= Exercise inputs =
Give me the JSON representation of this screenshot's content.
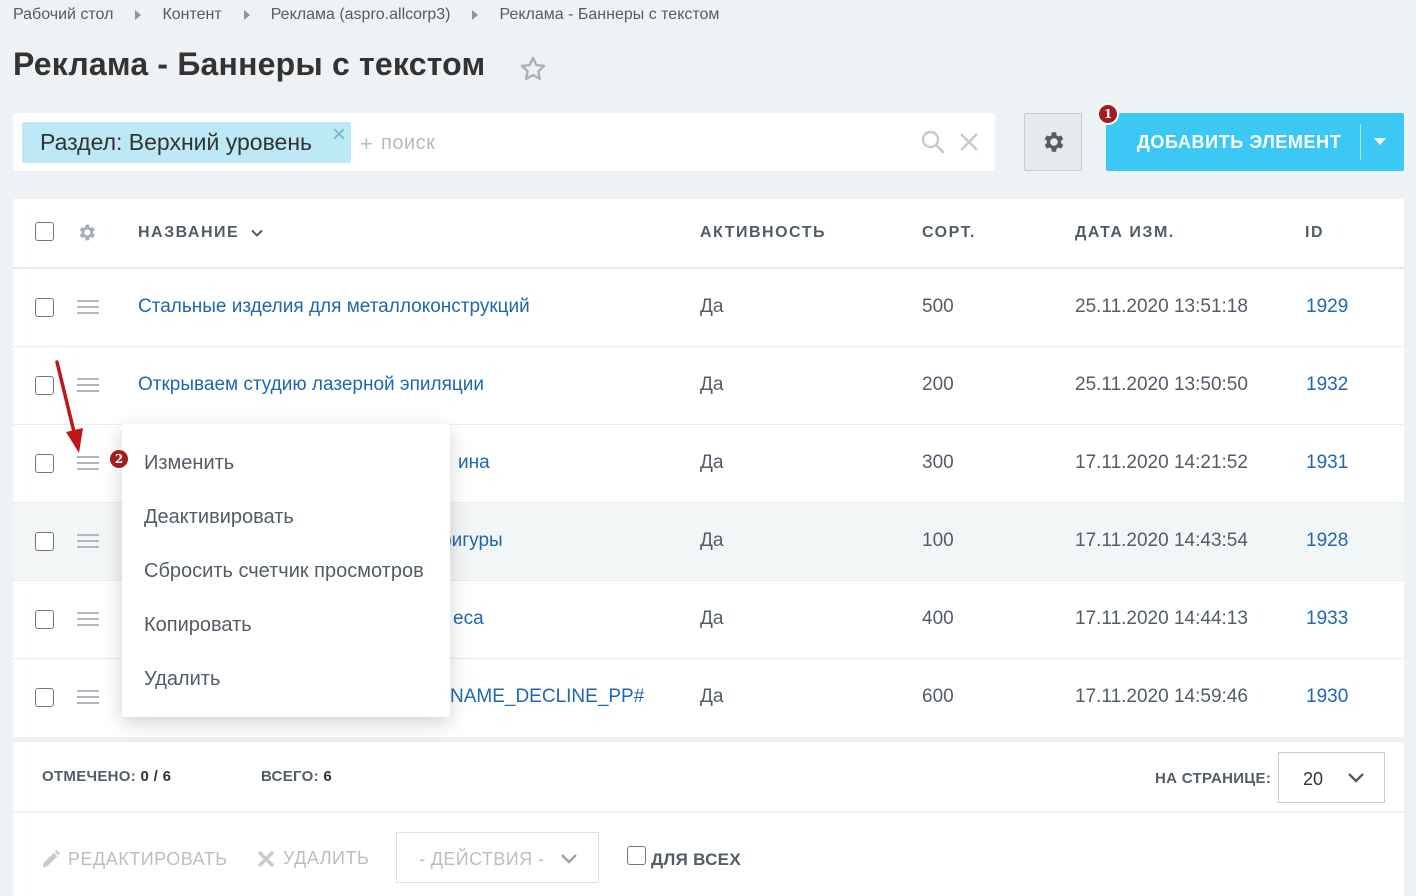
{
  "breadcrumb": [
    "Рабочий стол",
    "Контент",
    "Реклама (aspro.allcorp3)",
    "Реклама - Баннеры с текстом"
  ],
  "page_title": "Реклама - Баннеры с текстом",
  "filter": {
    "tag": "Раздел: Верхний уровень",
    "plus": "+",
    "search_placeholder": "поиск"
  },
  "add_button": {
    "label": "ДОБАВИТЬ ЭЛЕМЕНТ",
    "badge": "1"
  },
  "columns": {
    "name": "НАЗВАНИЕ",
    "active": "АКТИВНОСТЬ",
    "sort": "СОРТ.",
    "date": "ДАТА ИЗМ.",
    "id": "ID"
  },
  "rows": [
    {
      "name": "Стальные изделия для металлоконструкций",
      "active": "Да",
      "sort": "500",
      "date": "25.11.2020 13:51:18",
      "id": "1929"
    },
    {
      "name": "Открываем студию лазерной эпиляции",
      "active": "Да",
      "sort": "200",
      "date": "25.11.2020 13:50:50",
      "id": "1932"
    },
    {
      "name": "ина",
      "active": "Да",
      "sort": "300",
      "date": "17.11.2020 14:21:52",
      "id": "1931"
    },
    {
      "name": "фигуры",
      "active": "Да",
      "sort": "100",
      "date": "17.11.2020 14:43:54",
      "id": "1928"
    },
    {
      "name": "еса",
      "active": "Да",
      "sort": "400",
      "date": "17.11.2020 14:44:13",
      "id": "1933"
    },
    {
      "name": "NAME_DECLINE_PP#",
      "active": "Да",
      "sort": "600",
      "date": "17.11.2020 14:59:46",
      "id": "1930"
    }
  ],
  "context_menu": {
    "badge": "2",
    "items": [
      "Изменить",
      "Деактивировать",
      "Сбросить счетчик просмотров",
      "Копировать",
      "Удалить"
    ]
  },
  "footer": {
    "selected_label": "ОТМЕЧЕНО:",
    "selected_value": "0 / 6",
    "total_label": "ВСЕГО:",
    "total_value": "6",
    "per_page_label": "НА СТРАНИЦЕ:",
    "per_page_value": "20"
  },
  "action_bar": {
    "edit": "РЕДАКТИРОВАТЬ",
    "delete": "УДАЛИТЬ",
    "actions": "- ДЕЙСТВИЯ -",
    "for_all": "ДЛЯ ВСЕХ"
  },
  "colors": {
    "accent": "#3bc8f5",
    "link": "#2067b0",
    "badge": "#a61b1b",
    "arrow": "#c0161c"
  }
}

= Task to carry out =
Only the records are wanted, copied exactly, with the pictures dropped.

= Final answer =
Give me the JSON representation of this screenshot's content.
{
  "breadcrumb": [
    "Рабочий стол",
    "Контент",
    "Реклама (aspro.allcorp3)",
    "Реклама - Баннеры с текстом"
  ],
  "page_title": "Реклама - Баннеры с текстом",
  "filter": {
    "tag": "Раздел: Верхний уровень",
    "plus": "+",
    "search_placeholder": "поиск"
  },
  "add_button": {
    "label": "ДОБАВИТЬ ЭЛЕМЕНТ",
    "badge": "1"
  },
  "columns": {
    "name": "НАЗВАНИЕ",
    "active": "АКТИВНОСТЬ",
    "sort": "СОРТ.",
    "date": "ДАТА ИЗМ.",
    "id": "ID"
  },
  "rows": [
    {
      "name": "Стальные изделия для металлоконструкций",
      "active": "Да",
      "sort": "500",
      "date": "25.11.2020 13:51:18",
      "id": "1929"
    },
    {
      "name": "Открываем студию лазерной эпиляции",
      "active": "Да",
      "sort": "200",
      "date": "25.11.2020 13:50:50",
      "id": "1932"
    },
    {
      "name": "ина",
      "active": "Да",
      "sort": "300",
      "date": "17.11.2020 14:21:52",
      "id": "1931"
    },
    {
      "name": "фигуры",
      "active": "Да",
      "sort": "100",
      "date": "17.11.2020 14:43:54",
      "id": "1928"
    },
    {
      "name": "еса",
      "active": "Да",
      "sort": "400",
      "date": "17.11.2020 14:44:13",
      "id": "1933"
    },
    {
      "name": "NAME_DECLINE_PP#",
      "active": "Да",
      "sort": "600",
      "date": "17.11.2020 14:59:46",
      "id": "1930"
    }
  ],
  "context_menu": {
    "badge": "2",
    "items": [
      "Изменить",
      "Деактивировать",
      "Сбросить счетчик просмотров",
      "Копировать",
      "Удалить"
    ]
  },
  "footer": {
    "selected_label": "ОТМЕЧЕНО:",
    "selected_value": "0 / 6",
    "total_label": "ВСЕГО:",
    "total_value": "6",
    "per_page_label": "НА СТРАНИЦЕ:",
    "per_page_value": "20"
  },
  "action_bar": {
    "edit": "РЕДАКТИРОВАТЬ",
    "delete": "УДАЛИТЬ",
    "actions": "- ДЕЙСТВИЯ -",
    "for_all": "ДЛЯ ВСЕХ"
  },
  "colors": {
    "accent": "#3bc8f5",
    "link": "#2067b0",
    "badge": "#a61b1b",
    "arrow": "#c0161c"
  }
}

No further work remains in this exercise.